Additional features are available for a fee. Casetext also offers CARA, a subscription-based research tool that uses machine learning and AI to assist with your legal research. For example, paying users can upload briefs, memos, and other legal documents, and CARA will find relevant cases, statutes, and regulations for you.

Free Online Research Tools: Oyez.org

  Oyez is a multimedia archive dedicated to providing free access for all to materials from and about the Supreme Court of the United States. The project is maintained by Cornell’s Legal Information Institute (LII), the Chicago-Kent College of Law, and Justia.com. An audio recording system was installed in the Court in October of 1955, and Oyez offers an extensive collection of transcript-synchronized and searchable audio recordings. Audio recordings can be accessed by locating a case, then clicking on the oral argument link. Once the media window opens, users can search within the transcript, play the entire recording, or click on a paragraph in the transcript to jump to that clip in the recording. Unfortunately, not all post-1955 cases have audio recordings available due to degradation of the original reels and other issues as explained here.

Oyez also features full text Supreme Court opinions, along with case summaries and decision information. If you are interested in learning more about individual justices from any time in the Court’s history, Oyez has detailed biographies. You can also view a virtual tour of the Supreme Court building and justices’ chambers.

TWEN-Based Law Library Seminars Available through April 25th

image of superhero womanThere are two TWEN-based Law Library Legal Research Seminars, available through Friday, April 25th, that you can “attend” at your convenience:

Scholarly Writing (21:51 minutes; 25 points)

Research Management with Zotero (9:35 minutes; 8.5 points)

 

Here are key points about the Spring 2017 semester Law Library Legal Research Seminars:

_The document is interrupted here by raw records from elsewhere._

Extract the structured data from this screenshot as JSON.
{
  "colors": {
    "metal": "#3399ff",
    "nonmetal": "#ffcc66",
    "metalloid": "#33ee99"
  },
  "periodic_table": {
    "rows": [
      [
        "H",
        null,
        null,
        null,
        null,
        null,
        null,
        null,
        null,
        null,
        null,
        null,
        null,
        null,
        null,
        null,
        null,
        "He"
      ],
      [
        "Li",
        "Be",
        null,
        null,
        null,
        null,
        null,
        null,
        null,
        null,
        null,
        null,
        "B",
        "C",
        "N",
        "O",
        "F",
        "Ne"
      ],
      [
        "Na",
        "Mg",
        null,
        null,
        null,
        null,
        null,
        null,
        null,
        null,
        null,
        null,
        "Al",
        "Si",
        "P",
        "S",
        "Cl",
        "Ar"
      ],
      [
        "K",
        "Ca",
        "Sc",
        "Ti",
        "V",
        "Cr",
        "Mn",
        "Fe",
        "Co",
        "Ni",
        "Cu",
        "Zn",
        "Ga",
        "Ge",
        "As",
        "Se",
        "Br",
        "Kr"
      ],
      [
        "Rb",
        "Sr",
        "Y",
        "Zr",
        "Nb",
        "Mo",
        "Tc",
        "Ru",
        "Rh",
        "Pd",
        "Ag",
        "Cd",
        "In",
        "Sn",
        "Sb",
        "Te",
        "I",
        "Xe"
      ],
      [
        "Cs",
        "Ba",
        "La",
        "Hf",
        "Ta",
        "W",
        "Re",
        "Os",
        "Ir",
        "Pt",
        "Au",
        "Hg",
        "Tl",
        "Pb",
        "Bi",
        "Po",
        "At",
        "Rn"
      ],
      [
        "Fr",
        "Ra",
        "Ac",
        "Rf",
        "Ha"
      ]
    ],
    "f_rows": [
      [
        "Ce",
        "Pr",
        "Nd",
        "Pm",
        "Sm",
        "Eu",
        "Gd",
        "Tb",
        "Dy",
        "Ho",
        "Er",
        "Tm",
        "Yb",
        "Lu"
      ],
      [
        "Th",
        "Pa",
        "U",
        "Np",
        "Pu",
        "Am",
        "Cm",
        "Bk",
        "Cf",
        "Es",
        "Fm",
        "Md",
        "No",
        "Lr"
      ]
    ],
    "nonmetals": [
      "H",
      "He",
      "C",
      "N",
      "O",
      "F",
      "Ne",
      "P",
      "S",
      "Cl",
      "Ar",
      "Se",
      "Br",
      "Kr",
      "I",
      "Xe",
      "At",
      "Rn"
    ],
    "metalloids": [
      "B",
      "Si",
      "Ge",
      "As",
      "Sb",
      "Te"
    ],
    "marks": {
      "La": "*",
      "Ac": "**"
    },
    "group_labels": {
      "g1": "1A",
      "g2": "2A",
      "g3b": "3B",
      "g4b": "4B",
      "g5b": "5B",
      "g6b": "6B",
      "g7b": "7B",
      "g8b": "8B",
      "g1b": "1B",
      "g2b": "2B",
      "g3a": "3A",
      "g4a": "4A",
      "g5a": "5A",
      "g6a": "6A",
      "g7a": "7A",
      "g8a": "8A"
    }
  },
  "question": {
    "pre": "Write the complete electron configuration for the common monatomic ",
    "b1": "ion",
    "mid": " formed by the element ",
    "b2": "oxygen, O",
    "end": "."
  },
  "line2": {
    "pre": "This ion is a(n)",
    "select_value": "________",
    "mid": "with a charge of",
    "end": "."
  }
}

  • We recently changed the name of our Seminars –  from “Research Certificate Seminar” to Legal Research Seminar.  No worries!  All of your past points carry over to our new Seminar series!
  • Law Library Legal Research Seminars are for C|M|Law students, including MLS/LLM students.
  • To access the TWEN-based Seminars, log onto Westlaw, then connect to TWEN, then click the “Add Course” button to display the C|M|Law Library Legal Research Seminars course & add it to your “My Courses” list.
  • You earn points for “attending” a TWEN-based Seminar by correctly answering at least 3/4 of the questions on that Seminar‘s quiz.  Your Seminar points are good for the entire time you are here at C|M|Law.  [You cannot earn points for attending the same Seminar twice.]
  • When you earn 100 points, you are awarded a Legal Research Seminar Letter of Recognition, and you can earn multiple Letters of Recognition.
  • If you earn a Letter of Recognition within the 2016-2017 academic year, you will be entered into a drawing for a $150 Amazon gift card!

Questions?  Contact Laura Ray, Outreach & Instructional Services Librarian, 216-687-6880, l.ray@csuohio.edu.

Free Online Research Tools: Justia.com

Justia logo Justia.com is an online legal resource portal that provides free case law, statutes, and regulations. The website also includes legal articles, blogs, social media databases, and attorney and legal aid directories. Justia’s stated mission is “to advance the availability of legal resources for the benefit of society.” Virtual Chase by Justia contains legal resource guides and information on locating law libraries, plus links to law library blogs and social media. Justia enables users to browse by legal practice area to access articles on numerous legal topics, with links to primary sources on that topic. Users may also browse by jurisdiction or type of primary source. Justia also has a collection covering Mexico, and Central and South America. This collection contains codes, constitutions, and law, but be aware that all documents are in Spanish.

For more free legal research sources, check out our Free Electronic Legal Research Guide.